ENTRIES SHOWN:
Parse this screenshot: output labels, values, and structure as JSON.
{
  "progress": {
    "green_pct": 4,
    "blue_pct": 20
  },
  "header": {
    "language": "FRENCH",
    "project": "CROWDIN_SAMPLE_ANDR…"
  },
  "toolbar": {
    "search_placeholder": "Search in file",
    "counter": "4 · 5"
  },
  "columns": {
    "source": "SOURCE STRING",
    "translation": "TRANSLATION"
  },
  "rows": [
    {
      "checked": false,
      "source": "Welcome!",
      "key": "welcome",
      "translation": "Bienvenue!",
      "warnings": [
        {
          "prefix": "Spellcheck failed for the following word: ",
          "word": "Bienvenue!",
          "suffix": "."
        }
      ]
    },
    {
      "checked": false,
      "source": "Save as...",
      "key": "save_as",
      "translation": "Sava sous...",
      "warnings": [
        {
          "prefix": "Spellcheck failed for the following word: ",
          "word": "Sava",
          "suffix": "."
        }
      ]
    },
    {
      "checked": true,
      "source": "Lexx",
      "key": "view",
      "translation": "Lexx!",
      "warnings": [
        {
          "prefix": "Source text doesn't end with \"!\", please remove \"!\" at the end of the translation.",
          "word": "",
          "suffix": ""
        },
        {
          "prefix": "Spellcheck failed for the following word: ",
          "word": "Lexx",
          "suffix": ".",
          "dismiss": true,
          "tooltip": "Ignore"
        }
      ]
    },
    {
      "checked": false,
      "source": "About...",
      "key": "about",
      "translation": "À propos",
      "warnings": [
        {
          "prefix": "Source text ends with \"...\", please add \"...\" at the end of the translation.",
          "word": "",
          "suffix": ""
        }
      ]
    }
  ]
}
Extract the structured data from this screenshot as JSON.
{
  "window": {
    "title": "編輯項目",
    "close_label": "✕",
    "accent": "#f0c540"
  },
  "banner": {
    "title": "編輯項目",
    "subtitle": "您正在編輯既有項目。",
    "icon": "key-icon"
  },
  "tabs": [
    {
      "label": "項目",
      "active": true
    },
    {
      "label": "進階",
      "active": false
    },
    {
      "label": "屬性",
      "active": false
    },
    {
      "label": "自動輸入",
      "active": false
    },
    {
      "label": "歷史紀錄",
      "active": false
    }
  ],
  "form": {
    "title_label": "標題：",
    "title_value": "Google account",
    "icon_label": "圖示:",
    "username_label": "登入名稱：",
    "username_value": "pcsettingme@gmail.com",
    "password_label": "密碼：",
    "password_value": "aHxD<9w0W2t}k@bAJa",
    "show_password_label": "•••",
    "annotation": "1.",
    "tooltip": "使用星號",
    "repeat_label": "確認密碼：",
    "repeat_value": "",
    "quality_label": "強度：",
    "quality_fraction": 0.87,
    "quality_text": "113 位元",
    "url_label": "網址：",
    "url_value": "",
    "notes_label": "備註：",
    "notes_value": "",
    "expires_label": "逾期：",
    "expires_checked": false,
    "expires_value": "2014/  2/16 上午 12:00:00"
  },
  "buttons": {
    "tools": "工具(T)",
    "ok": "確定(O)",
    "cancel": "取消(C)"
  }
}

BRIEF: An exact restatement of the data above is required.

ANSWER BOX:
Parse this screenshot: output labels, values, and structure as JSON.
{
  "progress": {
    "green_pct": 4,
    "blue_pct": 20
  },
  "header": {
    "language": "FRENCH",
    "project": "CROWDIN_SAMPLE_ANDR…"
  },
  "toolbar": {
    "search_placeholder": "Search in file",
    "counter": "4 · 5"
  },
  "columns": {
    "source": "SOURCE STRING",
    "translation": "TRANSLATION"
  },
  "rows": [
    {
      "checked": false,
      "source": "Welcome!",
      "key": "welcome",
      "translation": "Bienvenue!",
      "warnings": [
        {
          "prefix": "Spellcheck failed for the following word: ",
          "word": "Bienvenue!",
          "suffix": "."
        }
      ]
    },
    {
      "checked": false,
      "source": "Save as...",
      "key": "save_as",
      "translation": "Sava sous...",
      "warnings": [
        {
          "prefix": "Spellcheck failed for the following word: ",
          "word": "Sava",
          "suffix": "."
        }
      ]
    },
    {
      "checked": true,
      "source": "Lexx",
      "key": "view",
      "translation": "Lexx!",
      "warnings": [
        {
          "prefix": "Source text doesn't end with \"!\", please remove \"!\" at the end of the translation.",
          "word": "",
          "suffix": ""
        },
        {
          "prefix": "Spellcheck failed for the following word: ",
          "word": "Lexx",
          "suffix": ".",
          "dismiss": true,
          "tooltip": "Ignore"
        }
      ]
    },
    {
      "checked": false,
      "source": "About...",
      "key": "about",
      "translation": "À propos",
      "warnings": [
        {
          "prefix": "Source text ends with \"...\", please add \"...\" at the end of the translation.",
          "word": "",
          "suffix": ""
        }
      ]
    }
  ]
}
Extract the structured data from this screenshot as JSON.
{
  "window": {
    "title": "編輯項目",
    "close_label": "✕",
    "accent": "#f0c540"
  },
  "banner": {
    "title": "編輯項目",
    "subtitle": "您正在編輯既有項目。",
    "icon": "key-icon"
  },
  "tabs": [
    {
      "label": "項目",
      "active": true
    },
    {
      "label": "進階",
      "active": false
    },
    {
      "label": "屬性",
      "active": false
    },
    {
      "label": "自動輸入",
      "active": false
    },
    {
      "label": "歷史紀錄",
      "active": false
    }
  ],
  "form": {
    "title_label": "標題：",
    "title_value": "Google account",
    "icon_label": "圖示:",
    "username_label": "登入名稱：",
    "username_value": "pcsettingme@gmail.com",
    "password_label": "密碼：",
    "password_value": "aHxD<9w0W2t}k@bAJa",
    "show_password_label": "•••",
    "annotation": "1.",
    "tooltip": "使用星號",
    "repeat_label": "確認密碼：",
    "repeat_value": "",
    "quality_label": "強度：",
    "quality_fraction": 0.87,
    "quality_text": "113 位元",
    "url_label": "網址：",
    "url_value": "",
    "notes_label": "備註：",
    "notes_value": "",
    "expires_label": "逾期：",
    "expires_checked": false,
    "expires_value": "2014/  2/16 上午 12:00:00"
  },
  "buttons": {
    "tools": "工具(T)",
    "ok": "確定(O)",
    "cancel": "取消(C)"
  }
}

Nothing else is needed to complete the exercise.